I've been toying with a new approach to self-improvement that is quite different from what we've been doing at LW.
It hinges on the idea that the great majority of one's knowledge is implicit, and that most learning happens through osmosis (being near someone intelligent) rather than verbal communication.
If this is true, then the best strategy for increasing one's intelligence (in some domain) is to hang out with people that are more intelligent than you (in that domain).
So if you want to be mentally healthy, live at a Zen temple. If you want to be a good researcher, work with top researchers. If you want to be rich, hang out with rich people.
I think many people already implicitly know this. Lots of people would love to hang out with a billionaire. The naive hypothesis is that they're hoping to get a piece of their wealth, but perhaps they're hoping to get a piece of their intelligence.
This leads to competition to associate with intelligent people. Since market forces apply, ceterus paribus, the cost of associating with someone is correlated with their expected intelligence according to the average person.
So if this picture is true, then the best way to get ahead is to 1) be better at identifying intelligence, so that you can get a cheap deal for a big upgrade, 2) setting up an environment in which learning by osmosis is faster and 3) this learning happens asymmetrically.
For further thinking about this approach, I'd like to suggest three areas of inquiry:
- Intelligence shopping: how do we identify individuals and communities that are more intelligent than us (in some relevant domain), but easy to approach?
- A theory of osmosis: under what (social, psychological) conditions does osmosis occur with the highest bandwidth? My first guess is that it would include safety, attention, intimacy and trust. How much is this related to empathy? I don't know.
- A theory of asymmetry: if two people exchange knowledge subsymbolically, how do we make sure that the more intelligent knowledge gets preference upon disagreement? This question seems to be the least tractable to me personally. i.e. there have been numerous times where I met someone's emotions by copying them, only later realising I should have met them with a smile instead.
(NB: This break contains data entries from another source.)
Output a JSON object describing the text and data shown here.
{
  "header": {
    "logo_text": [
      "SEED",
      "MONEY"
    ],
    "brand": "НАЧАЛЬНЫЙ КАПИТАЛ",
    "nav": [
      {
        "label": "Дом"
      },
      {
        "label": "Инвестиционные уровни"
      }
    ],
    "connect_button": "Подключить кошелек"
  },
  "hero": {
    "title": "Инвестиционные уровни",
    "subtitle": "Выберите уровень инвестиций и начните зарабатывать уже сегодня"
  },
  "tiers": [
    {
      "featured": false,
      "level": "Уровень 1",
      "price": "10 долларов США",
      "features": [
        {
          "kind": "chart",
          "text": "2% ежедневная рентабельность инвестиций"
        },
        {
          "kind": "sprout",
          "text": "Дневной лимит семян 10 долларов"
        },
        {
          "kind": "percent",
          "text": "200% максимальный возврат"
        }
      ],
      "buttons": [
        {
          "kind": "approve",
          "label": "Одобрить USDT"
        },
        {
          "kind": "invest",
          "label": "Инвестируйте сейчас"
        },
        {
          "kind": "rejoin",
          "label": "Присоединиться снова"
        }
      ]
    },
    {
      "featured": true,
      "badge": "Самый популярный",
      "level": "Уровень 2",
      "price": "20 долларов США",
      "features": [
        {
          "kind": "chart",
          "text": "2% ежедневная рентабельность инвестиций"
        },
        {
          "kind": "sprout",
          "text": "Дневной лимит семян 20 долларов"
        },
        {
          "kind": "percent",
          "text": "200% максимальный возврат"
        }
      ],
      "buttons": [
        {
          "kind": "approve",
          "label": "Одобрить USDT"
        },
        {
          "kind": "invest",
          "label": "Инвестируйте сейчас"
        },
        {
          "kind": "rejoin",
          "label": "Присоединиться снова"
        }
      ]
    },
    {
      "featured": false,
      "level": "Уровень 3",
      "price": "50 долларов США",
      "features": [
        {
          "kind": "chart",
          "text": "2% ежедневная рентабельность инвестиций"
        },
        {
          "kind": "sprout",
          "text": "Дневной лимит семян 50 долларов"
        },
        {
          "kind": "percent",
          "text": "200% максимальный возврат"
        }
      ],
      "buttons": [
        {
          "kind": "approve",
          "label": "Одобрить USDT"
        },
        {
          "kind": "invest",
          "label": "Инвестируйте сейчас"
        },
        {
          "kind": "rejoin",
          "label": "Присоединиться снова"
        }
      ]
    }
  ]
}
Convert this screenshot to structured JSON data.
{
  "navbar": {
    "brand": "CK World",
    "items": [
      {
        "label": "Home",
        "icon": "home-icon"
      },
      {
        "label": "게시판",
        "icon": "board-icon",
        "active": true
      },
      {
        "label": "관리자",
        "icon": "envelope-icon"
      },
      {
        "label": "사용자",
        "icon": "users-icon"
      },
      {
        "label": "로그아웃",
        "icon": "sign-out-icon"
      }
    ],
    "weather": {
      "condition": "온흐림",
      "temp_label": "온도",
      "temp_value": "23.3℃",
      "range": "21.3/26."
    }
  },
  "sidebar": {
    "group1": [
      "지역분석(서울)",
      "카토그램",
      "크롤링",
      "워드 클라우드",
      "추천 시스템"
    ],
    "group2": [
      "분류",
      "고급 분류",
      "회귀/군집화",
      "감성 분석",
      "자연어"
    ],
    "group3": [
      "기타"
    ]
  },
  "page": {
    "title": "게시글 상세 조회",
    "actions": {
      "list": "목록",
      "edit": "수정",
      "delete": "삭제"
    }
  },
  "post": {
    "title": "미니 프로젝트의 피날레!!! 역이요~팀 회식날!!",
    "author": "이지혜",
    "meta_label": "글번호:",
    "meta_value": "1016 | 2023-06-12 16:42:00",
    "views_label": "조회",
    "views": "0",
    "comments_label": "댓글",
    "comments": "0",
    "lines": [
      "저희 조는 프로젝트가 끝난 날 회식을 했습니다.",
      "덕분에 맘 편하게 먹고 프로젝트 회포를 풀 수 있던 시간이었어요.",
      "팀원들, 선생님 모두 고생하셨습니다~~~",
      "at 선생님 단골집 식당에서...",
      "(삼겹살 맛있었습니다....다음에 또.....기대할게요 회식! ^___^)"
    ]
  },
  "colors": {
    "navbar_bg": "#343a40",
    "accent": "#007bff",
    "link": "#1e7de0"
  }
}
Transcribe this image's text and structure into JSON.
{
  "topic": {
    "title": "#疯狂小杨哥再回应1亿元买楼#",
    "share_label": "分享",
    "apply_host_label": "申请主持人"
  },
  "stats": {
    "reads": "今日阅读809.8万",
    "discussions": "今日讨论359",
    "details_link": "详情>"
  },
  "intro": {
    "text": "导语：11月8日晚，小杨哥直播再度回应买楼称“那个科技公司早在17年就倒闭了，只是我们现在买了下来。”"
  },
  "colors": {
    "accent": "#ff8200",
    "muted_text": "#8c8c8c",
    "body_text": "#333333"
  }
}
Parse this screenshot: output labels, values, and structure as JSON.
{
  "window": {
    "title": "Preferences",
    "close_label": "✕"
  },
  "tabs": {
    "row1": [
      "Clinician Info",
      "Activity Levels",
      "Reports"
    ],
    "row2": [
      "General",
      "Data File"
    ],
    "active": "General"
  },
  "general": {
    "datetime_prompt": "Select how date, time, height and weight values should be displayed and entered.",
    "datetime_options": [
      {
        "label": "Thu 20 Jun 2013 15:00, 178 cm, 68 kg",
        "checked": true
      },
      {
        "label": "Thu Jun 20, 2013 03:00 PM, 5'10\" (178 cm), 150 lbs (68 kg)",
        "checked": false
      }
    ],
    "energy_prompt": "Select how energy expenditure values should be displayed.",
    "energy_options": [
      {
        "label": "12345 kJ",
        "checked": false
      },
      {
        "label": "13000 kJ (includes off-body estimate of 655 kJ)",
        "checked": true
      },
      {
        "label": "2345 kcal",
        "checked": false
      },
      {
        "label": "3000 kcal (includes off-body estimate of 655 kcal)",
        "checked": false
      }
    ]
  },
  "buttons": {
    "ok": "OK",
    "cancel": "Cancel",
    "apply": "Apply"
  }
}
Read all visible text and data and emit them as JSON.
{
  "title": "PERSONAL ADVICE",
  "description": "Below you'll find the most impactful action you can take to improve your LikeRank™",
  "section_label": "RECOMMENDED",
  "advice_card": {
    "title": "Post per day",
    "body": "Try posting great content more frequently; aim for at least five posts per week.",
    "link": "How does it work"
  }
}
- For which domains can we expect our movement to be strictly better than any other movement out there? In which domains (of implicit knowledge) are we doing so bad that we would do well to be humble and apply osmosis learning?